Water is a basic need that is fundamental in every individual and organizations’ daily lives and in the production line globally. For domestic purposes, water is used for cleaning, washing, cooking, and drinking. In the production sector, the primary goal of water is to cool engines, and others use it in the production procedures. The Coca-Cola company is no exception as it majorly relies on water to manufacture all its products. It has gone to the extent of purifying the municipality water and packaging it in bottles and later selling it to various outlets labeled Dasani. Coca-Cola is a global distributor of soft drinks; the significant component of its products is water. The company sources its water from the municipality by purchasing, treating it and using it for the intended purpose. Some complaints were raised that the organization had depleted water resources from the neighborhood of states like Uttar Pradesh, in India. Due to this issue, they sought other ways to source their water supply to curb the scarcities as the shortages were slowing them in the production process.

The company has a water extraction firms in various parts of the world, including Colombia, Guatemala, El Salvador, India, and Russia. According to Brownlee et al. (2017), the organization focuses on implementing policies that maintain excellent and clean environmental stewardship strategies. Organizations with high water consumption rates to avoid conflicts with the adjacent neighborhoods need to develop strategies to deal with the situation.

A company like Coca-Cola can venture into new water conservation technologies as aquifers are drying at high rates, and the rains are becoming unpredictable with every season. In conjunction with other non-governmental organizations, the company could capture and store water in nature through the Danube program. The program runs across ten countries while providing ecosystems with services like water quality, biodiversity, and flood control. Through the initiative, the Coca-Cola foundation and Danube program have restored wetlands up to thirty square kilometers in several countries and replenished more than 15.6 million cubic meters of water (Brownlee et al., 2017). These initiatives aim to help the individuals in the areas within the operation base for the company’s distribution posts.

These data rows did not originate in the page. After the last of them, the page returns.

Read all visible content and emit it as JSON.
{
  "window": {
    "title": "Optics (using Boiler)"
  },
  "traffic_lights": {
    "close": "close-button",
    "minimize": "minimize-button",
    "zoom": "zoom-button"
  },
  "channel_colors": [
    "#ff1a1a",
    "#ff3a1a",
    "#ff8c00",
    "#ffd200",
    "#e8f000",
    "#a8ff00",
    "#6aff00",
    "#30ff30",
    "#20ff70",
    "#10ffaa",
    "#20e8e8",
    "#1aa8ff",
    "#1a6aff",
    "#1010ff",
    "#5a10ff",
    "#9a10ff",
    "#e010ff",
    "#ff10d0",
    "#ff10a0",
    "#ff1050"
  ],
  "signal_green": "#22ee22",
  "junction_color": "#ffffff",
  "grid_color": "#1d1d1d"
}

Also, new conservation technologies will help in the wastewater purification processes before being returned to the sea. The corporation claims that it purifies its water before releasing it to the environment, making it suitable for living organisms to inhabit. New conservation strategies will help the company and the surrounding environments with an abundant water supply in whichever season. This will make the organization run smoothly, and there will be fewer conflicts regarding water usage. The firm has partnered with local and governmental organizations to set up sites suitable for hosting the conservation strategies.

Water conservation strategies are very efficient, and have a high capacity to retain runoff water while eliminating water pollution. During rainy seasons water is tapped into the reservoirs and preserved for use when there is a shortage. Occasionally, the basins are created so that, when they are dry before the rainy seasons, water can be tapped from large water bodies that will sustain the firm and surrounding for the dry seasons. The idea of conservation strategies has been adopted by many organizations that utilize large quantities of water in production. Additionally, governments should adopt this idea in the semi-arid areas to ensure the continued supply of water to its individuals for agricultural or domestic purposes. Wastewater should not be disposed of to the environment without proper treatment to ensure it does not cause environmental degradation.


Brownlee, E., Dmytriyev, S., & Elias, A. (2017). Integrative stakeholder engagement: Stakeholder-oriented partnership between the Coca-Cola Company and World Wildlife Fund. Issues in Business Ethics, 46(1), 339-367. Web.